The narrative set up is perfect for a late-in-life homo-reformation sermon, but thankfully Cholodenko asserts her team pride and hits a hard line drive, earning RBIs from all of us who hardly see orientation as a choice. But she doesn’t do so without acknowledging it. Privy of Jules’ infidelity, Nic asks the incredulous question that hangs in the air: “Are you straight now?” Even if her denial is not convincing, Jules shortly thereafter conclusively responds to Paul’s attempts to win her over by stating “Paul. I’m gay.” in such a no-duh tone that it nearly bowled over my wavering expectations with surprise. The tryst induced family crisis is handled with candor and honesty on an individual level, regardless of orientation. Paul quickly shifts from mysterious hunky donor daddy to thoughtless home-wrecker in the eyes of Joni and Laser and to self-indulgent ‘interloper’ in the eyes of Nic. Jules might be wearing the scarlet letter around the house, but her bond to Nic, Joni and Laser is not as easily dismissed as Paul’s—his harsh treatment is not about blame, but the emotional survival of the family.
Cholodenko received critical acclaim for High Art and Laurel Canyon, but The Kids Are All Right will likely be a breakout better defined once the awards season hits.
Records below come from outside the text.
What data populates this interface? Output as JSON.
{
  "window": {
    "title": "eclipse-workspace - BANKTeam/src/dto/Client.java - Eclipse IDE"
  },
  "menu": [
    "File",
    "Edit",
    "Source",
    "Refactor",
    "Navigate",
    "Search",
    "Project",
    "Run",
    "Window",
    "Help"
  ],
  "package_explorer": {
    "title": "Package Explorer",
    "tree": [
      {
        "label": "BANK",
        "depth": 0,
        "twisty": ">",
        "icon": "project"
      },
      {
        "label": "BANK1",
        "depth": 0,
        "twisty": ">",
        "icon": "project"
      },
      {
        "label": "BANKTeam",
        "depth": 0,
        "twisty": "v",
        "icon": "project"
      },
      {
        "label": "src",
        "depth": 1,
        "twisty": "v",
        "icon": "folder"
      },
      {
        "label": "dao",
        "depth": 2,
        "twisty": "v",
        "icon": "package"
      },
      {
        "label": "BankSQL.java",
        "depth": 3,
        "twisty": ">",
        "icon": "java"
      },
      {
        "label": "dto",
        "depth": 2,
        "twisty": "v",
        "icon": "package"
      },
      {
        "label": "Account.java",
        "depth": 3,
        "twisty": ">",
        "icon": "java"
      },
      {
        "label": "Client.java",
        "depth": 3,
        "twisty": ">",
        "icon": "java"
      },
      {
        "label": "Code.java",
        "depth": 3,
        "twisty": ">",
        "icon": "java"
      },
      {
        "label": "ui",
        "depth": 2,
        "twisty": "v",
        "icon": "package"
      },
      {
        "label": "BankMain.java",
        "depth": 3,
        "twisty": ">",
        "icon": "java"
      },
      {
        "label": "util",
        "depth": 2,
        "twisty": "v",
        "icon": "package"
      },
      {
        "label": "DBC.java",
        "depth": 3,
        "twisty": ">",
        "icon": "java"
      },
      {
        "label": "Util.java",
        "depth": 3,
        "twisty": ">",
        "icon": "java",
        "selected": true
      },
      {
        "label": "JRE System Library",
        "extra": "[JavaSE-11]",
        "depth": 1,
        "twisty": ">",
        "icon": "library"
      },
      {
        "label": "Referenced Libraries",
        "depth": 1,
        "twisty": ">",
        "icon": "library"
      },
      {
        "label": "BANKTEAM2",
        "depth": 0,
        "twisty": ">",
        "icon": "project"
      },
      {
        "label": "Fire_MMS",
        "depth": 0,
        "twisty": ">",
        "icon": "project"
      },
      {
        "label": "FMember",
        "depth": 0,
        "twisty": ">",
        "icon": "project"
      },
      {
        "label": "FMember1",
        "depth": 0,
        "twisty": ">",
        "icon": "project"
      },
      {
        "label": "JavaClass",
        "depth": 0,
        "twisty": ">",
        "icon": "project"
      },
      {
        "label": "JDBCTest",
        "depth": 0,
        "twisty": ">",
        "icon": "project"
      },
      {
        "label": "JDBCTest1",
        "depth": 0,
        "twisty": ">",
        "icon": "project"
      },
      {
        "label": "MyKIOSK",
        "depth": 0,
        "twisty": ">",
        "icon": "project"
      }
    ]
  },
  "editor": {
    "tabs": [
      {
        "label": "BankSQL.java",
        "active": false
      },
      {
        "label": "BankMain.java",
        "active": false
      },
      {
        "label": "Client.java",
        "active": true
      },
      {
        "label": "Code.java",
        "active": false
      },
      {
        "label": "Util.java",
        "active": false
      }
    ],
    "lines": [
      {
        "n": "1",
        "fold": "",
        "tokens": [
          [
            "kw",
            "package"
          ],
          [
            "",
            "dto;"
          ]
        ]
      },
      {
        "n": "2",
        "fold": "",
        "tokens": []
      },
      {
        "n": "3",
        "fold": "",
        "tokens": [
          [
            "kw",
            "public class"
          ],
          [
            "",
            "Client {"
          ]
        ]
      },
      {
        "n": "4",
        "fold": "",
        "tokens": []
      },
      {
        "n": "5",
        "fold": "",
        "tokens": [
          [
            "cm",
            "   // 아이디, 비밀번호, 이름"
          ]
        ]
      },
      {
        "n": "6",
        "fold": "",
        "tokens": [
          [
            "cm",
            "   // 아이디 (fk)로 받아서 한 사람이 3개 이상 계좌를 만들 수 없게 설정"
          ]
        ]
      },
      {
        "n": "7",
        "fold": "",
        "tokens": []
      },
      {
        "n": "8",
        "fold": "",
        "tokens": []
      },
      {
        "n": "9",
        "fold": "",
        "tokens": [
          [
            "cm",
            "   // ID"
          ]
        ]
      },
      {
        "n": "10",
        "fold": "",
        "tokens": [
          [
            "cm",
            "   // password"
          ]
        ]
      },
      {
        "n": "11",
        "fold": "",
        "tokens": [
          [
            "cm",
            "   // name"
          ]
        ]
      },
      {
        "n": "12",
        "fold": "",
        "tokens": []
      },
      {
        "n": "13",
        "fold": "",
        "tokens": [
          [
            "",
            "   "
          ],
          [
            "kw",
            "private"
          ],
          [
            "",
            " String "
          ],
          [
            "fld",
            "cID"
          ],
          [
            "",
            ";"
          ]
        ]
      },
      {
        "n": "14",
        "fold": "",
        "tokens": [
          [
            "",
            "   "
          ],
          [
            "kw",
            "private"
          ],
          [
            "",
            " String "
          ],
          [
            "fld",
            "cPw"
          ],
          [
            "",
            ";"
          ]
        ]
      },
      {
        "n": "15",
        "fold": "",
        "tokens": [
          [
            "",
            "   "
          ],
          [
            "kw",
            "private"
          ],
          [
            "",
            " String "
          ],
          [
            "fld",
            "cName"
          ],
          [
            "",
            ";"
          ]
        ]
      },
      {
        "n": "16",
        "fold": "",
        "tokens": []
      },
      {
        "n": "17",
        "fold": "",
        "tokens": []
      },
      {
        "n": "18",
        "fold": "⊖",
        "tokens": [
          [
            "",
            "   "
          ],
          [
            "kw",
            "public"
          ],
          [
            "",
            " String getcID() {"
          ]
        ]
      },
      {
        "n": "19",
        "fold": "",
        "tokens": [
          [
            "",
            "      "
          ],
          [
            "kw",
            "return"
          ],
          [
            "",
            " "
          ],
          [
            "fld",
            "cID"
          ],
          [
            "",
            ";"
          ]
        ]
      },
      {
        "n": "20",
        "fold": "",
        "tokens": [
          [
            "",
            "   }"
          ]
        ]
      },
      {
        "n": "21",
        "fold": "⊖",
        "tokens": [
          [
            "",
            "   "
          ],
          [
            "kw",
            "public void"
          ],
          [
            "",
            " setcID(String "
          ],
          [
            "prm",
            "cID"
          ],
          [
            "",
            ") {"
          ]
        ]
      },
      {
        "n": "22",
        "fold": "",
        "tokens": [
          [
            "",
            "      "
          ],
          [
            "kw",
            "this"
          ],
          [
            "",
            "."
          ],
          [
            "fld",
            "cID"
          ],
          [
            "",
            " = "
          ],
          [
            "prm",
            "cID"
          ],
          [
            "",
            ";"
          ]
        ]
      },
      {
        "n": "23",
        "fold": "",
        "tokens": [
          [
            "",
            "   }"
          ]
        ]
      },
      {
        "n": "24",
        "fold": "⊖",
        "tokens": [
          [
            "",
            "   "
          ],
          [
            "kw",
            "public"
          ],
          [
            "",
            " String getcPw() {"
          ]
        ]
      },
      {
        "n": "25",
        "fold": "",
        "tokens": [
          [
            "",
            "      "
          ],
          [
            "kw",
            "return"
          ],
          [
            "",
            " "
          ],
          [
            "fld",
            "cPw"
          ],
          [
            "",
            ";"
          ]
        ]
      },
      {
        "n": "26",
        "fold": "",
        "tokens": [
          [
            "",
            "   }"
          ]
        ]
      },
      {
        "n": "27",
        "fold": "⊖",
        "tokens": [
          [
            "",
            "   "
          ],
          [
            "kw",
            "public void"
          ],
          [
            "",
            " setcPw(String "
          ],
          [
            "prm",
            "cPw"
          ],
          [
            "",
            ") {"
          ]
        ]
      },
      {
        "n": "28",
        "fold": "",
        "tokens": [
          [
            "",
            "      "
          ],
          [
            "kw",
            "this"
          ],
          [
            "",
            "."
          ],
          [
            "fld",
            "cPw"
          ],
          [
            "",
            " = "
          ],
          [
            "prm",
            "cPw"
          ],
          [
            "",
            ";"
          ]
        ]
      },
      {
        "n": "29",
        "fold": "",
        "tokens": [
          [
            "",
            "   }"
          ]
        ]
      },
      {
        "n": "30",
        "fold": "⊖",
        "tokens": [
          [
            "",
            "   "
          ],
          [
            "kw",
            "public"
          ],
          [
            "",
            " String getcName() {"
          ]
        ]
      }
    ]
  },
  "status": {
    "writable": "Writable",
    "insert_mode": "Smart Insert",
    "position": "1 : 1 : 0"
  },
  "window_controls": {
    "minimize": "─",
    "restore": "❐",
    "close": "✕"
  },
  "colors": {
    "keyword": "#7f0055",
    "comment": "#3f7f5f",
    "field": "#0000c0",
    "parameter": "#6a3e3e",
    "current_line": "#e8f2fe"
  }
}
In limited release, this subtle little family comedy was neck-and-neck with blockbuster supreme Inception in per screen revenue. Although every good film needs to hold its own outside of the cultural implications that might cushion critique, it is impossible not to take note of the assimilation of The Kids Are All Right (and how it differs from the love affair with Lisbeth Sanders.) Tearing the rainbow flag and the protest signs from our hands, Cholodenko has taken a bold step by making a film that moves an entire community beyond martyrdom and indignation, shifting, ever so slightly, the image of lesbian couples and families to anything but abnormal. Although I have never subscribed to the cause-and-effect influence of popular entertainment when the debate is geared towards violence begetting violence, is there any chance that a populist drama can beget tolerance? Subversive in its normalcy, The Kids Are All Right triumphs with a refreshing take on the American family, propelled by a stellar cast and an uncanny knack for honesty, familiarity and wit.